REQUIREMENT:
Are you able to quote each entry exactly as written?

MATERIAL SHOWN:
•••••

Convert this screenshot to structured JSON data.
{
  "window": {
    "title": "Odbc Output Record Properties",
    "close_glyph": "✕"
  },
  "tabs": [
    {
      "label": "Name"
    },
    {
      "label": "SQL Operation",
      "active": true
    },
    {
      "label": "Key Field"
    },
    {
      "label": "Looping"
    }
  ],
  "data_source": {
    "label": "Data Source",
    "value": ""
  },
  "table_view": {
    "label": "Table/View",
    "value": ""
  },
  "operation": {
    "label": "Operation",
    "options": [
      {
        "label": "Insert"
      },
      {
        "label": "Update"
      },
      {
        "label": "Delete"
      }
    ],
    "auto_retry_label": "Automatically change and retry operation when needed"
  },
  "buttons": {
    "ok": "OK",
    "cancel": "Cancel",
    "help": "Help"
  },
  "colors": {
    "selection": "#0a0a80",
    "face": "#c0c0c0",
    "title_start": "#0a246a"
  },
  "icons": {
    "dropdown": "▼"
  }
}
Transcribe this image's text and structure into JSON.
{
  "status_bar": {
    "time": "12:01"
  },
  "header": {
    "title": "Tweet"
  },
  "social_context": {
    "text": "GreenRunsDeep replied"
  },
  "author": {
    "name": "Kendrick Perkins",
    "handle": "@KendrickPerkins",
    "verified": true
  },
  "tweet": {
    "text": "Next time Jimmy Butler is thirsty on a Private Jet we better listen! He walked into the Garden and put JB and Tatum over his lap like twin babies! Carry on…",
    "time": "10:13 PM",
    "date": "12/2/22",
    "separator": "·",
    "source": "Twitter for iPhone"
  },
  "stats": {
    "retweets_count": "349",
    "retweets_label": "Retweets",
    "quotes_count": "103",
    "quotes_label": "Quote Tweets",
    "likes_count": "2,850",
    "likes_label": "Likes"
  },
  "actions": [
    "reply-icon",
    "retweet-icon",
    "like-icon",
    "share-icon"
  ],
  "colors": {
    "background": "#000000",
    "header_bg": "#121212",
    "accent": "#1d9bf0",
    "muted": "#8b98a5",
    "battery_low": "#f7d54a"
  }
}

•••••

EXERCISE ANSWER:
Convert this screenshot to structured JSON data.
{
  "window": {
    "title": "Odbc Output Record Properties",
    "close_glyph": "✕"
  },
  "tabs": [
    {
      "label": "Name"
    },
    {
      "label": "SQL Operation",
      "active": true
    },
    {
      "label": "Key Field"
    },
    {
      "label": "Looping"
    }
  ],
  "data_source": {
    "label": "Data Source",
    "value": ""
  },
  "table_view": {
    "label": "Table/View",
    "value": ""
  },
  "operation": {
    "label": "Operation",
    "options": [
      {
        "label": "Insert"
      },
      {
        "label": "Update"
      },
      {
        "label": "Delete"
      }
    ],
    "auto_retry_label": "Automatically change and retry operation when needed"
  },
  "buttons": {
    "ok": "OK",
    "cancel": "Cancel",
    "help": "Help"
  },
  "colors": {
    "selection": "#0a0a80",
    "face": "#c0c0c0",
    "title_start": "#0a246a"
  },
  "icons": {
    "dropdown": "▼"
  }
}
Transcribe this image's text and structure into JSON.
{
  "status_bar": {
    "time": "12:01"
  },
  "header": {
    "title": "Tweet"
  },
  "social_context": {
    "text": "GreenRunsDeep replied"
  },
  "author": {
    "name": "Kendrick Perkins",
    "handle": "@KendrickPerkins",
    "verified": true
  },
  "tweet": {
    "text": "Next time Jimmy Butler is thirsty on a Private Jet we better listen! He walked into the Garden and put JB and Tatum over his lap like twin babies! Carry on…",
    "time": "10:13 PM",
    "date": "12/2/22",
    "separator": "·",
    "source": "Twitter for iPhone"
  },
  "stats": {
    "retweets_count": "349",
    "retweets_label": "Retweets",
    "quotes_count": "103",
    "quotes_label": "Quote Tweets",
    "likes_count": "2,850",
    "likes_label": "Likes"
  },
  "actions": [
    "reply-icon",
    "retweet-icon",
    "like-icon",
    "share-icon"
  ],
  "colors": {
    "background": "#000000",
    "header_bg": "#121212",
    "accent": "#1d9bf0",
    "muted": "#8b98a5",
    "battery_low": "#f7d54a"
  }
}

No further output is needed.